> **Required work**:
Copy each line below containing "value".

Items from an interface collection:
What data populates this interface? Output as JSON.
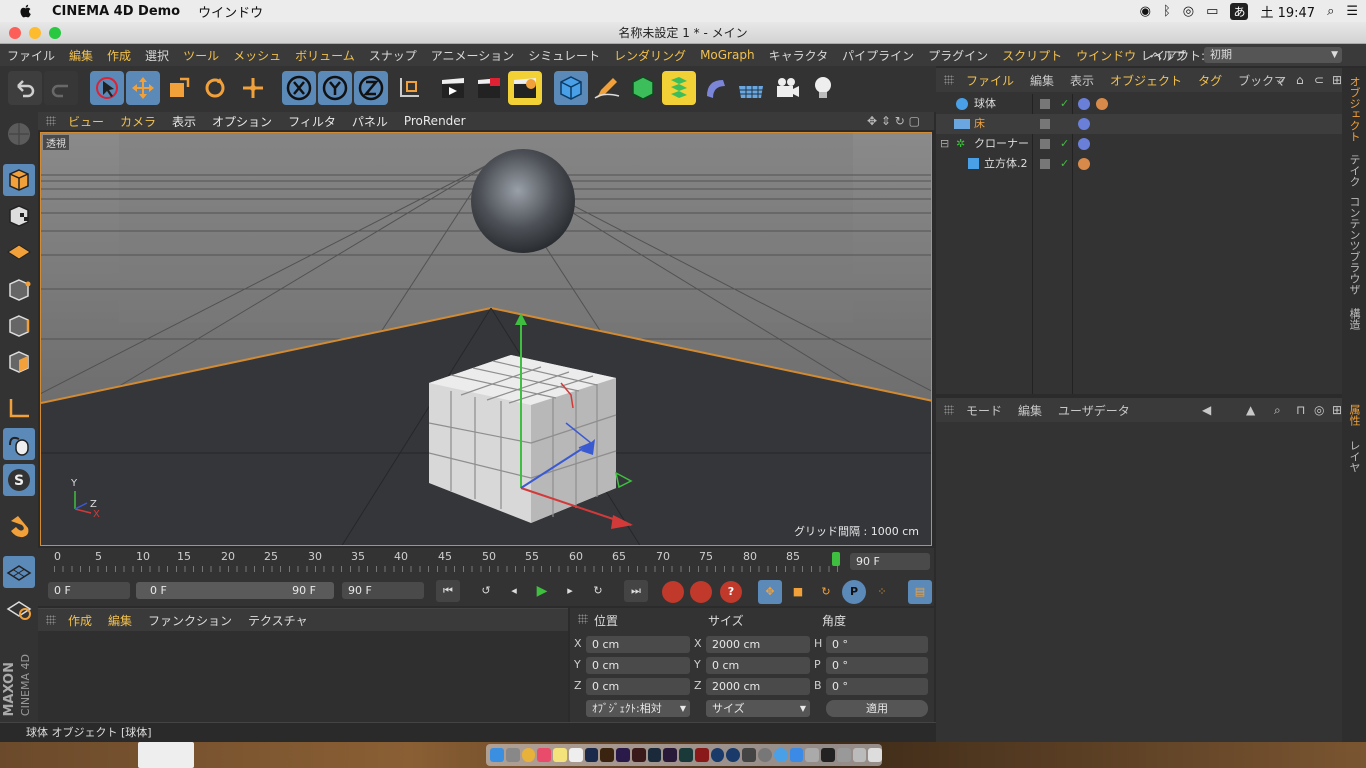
{
  "mac_menubar": {
    "app_name": "CINEMA 4D Demo",
    "menu_window": "ウインドウ",
    "clock": "土 19:47",
    "ime_label": "あ"
  },
  "window": {
    "title": "名称未設定 1 * - メイン"
  },
  "main_menu": [
    "ファイル",
    "編集",
    "作成",
    "選択",
    "ツール",
    "メッシュ",
    "ボリューム",
    "スナップ",
    "アニメーション",
    "シミュレート",
    "レンダリング",
    "MoGraph",
    "キャラクタ",
    "パイプライン",
    "プラグイン",
    "スクリプト",
    "ウインドウ",
    "ヘルプ"
  ],
  "highlighted_menus": [
    "編集",
    "作成",
    "ツール",
    "メッシュ",
    "ボリューム",
    "レンダリング",
    "MoGraph",
    "スクリプト",
    "ウインドウ"
  ],
  "layout": {
    "label": "レイアウト:",
    "value": "初期"
  },
  "viewport": {
    "menu": [
      "ビュー",
      "カメラ",
      "表示",
      "オプション",
      "フィルタ",
      "パネル",
      "ProRender"
    ],
    "camera_label": "透視",
    "grid_spacing": "グリッド間隔 : 1000 cm",
    "axis_y": "Y",
    "axis_z": "Z",
    "axis_x": "X"
  },
  "timeline": {
    "ticks": [
      "0",
      "5",
      "10",
      "15",
      "20",
      "25",
      "30",
      "35",
      "40",
      "45",
      "50",
      "55",
      "60",
      "65",
      "70",
      "75",
      "80",
      "85"
    ],
    "end_frame": "90 F",
    "current": "0 F",
    "range_start": "0 F",
    "range_end": "90 F",
    "max_frame": "90 F"
  },
  "material_panel": {
    "menu": [
      "作成",
      "編集",
      "ファンクション",
      "テクスチャ"
    ]
  },
  "coordinates": {
    "headers": [
      "位置",
      "サイズ",
      "角度"
    ],
    "rows": [
      {
        "axis": "X",
        "pos": "0 cm",
        "size_axis": "X",
        "size": "2000 cm",
        "rot_axis": "H",
        "rot": "0 °"
      },
      {
        "axis": "Y",
        "pos": "0 cm",
        "size_axis": "Y",
        "size": "0 cm",
        "rot_axis": "P",
        "rot": "0 °"
      },
      {
        "axis": "Z",
        "pos": "0 cm",
        "size_axis": "Z",
        "size": "2000 cm",
        "rot_axis": "B",
        "rot": "0 °"
      }
    ],
    "mode_select": "ｵﾌﾞｼﾞｪｸﾄ:相対",
    "size_select": "サイズ",
    "apply_button": "適用"
  },
  "status": {
    "text": "球体 オブジェクト [球体]"
  },
  "object_manager": {
    "menu": [
      "ファイル",
      "編集",
      "表示",
      "オブジェクト",
      "タグ",
      "ブックマ"
    ],
    "objects": [
      {
        "name": "球体",
        "selected": false
      },
      {
        "name": "床",
        "selected": true
      },
      {
        "name": "クローナー",
        "selected": false
      },
      {
        "name": "立方体.2",
        "selected": false
      }
    ]
  },
  "attribute_manager": {
    "menu": [
      "モード",
      "編集",
      "ユーザデータ"
    ]
  },
  "side_tabs_top": [
    "オブジェクト",
    "テイク",
    "コンテンツブラウザ",
    "構造"
  ],
  "side_tabs_bottom": [
    "属性",
    "レイヤ"
  ],
  "brand": {
    "maxon": "MAXON",
    "product": "CINEMA 4D"
  },
  "colors": {
    "accent": "#f2c14e",
    "selection_orange": "#d28a33",
    "panel_bg": "#333333",
    "active_blue": "#3d86c6"
  }
}
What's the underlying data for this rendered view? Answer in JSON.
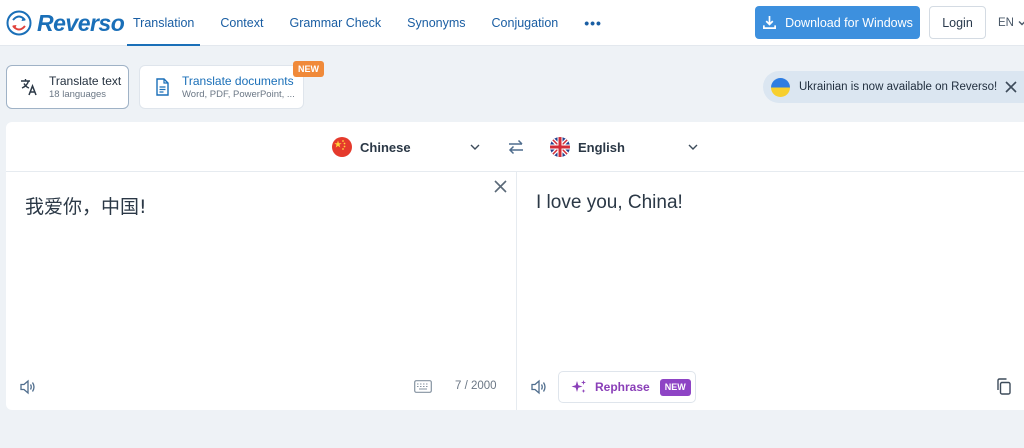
{
  "brand": {
    "name": "Reverso"
  },
  "nav": {
    "items": [
      {
        "label": "Translation",
        "active": true
      },
      {
        "label": "Context"
      },
      {
        "label": "Grammar Check"
      },
      {
        "label": "Synonyms"
      },
      {
        "label": "Conjugation"
      }
    ],
    "more_label": "•••"
  },
  "header": {
    "download_label": "Download for Windows",
    "login_label": "Login",
    "ui_language": "EN"
  },
  "modes": {
    "text": {
      "title": "Translate text",
      "subtitle": "18 languages"
    },
    "documents": {
      "title": "Translate documents",
      "subtitle": "Word, PDF, PowerPoint, ...",
      "badge": "NEW"
    }
  },
  "notice": {
    "text": "Ukrainian is now available on Reverso!"
  },
  "translator": {
    "source_language": "Chinese",
    "target_language": "English",
    "source_text": "我爱你，中国!",
    "target_text": "I love you, China!",
    "char_count": "7 / 2000",
    "rephrase_label": "Rephrase",
    "rephrase_badge": "NEW"
  },
  "colors": {
    "brand_blue": "#1a6fb8",
    "download_bg": "#3d90de",
    "new_orange": "#f08a3a",
    "rephrase_purple": "#8e44c5"
  }
}
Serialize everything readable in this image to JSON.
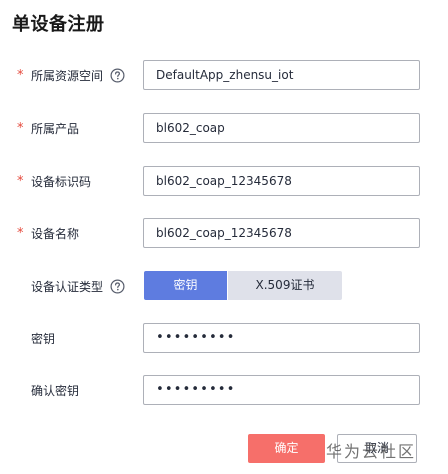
{
  "page": {
    "title": "单设备注册"
  },
  "form": {
    "required_mark": "*",
    "space": {
      "label": "所属资源空间",
      "value": "DefaultApp_zhensu_iot"
    },
    "product": {
      "label": "所属产品",
      "value": "bl602_coap"
    },
    "device_id": {
      "label": "设备标识码",
      "value": "bl602_coap_12345678"
    },
    "device_name": {
      "label": "设备名称",
      "value": "bl602_coap_12345678"
    },
    "auth_type": {
      "label": "设备认证类型",
      "options": [
        "密钥",
        "X.509证书"
      ],
      "selected": "密钥"
    },
    "secret": {
      "label": "密钥",
      "value": "•••••••••"
    },
    "confirm_secret": {
      "label": "确认密钥",
      "value": "•••••••••"
    }
  },
  "buttons": {
    "confirm": "确定",
    "cancel": "取消"
  },
  "watermark": "华为云社区",
  "colors": {
    "accent": "#5e7ce0",
    "danger_button": "#f66f6a",
    "required": "#e5483b"
  },
  "icons": {
    "help": "question-circle-icon"
  }
}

> **Answer section**:
    "value": "初期"
      "value": "DefaultApp_zhensu_iot"
      "value": "bl602_coap"
      "value": "bl602_coap_12345678"
      "value": "bl602_coap_12345678"
      "value": "•••••••••"
      "value": "•••••••••"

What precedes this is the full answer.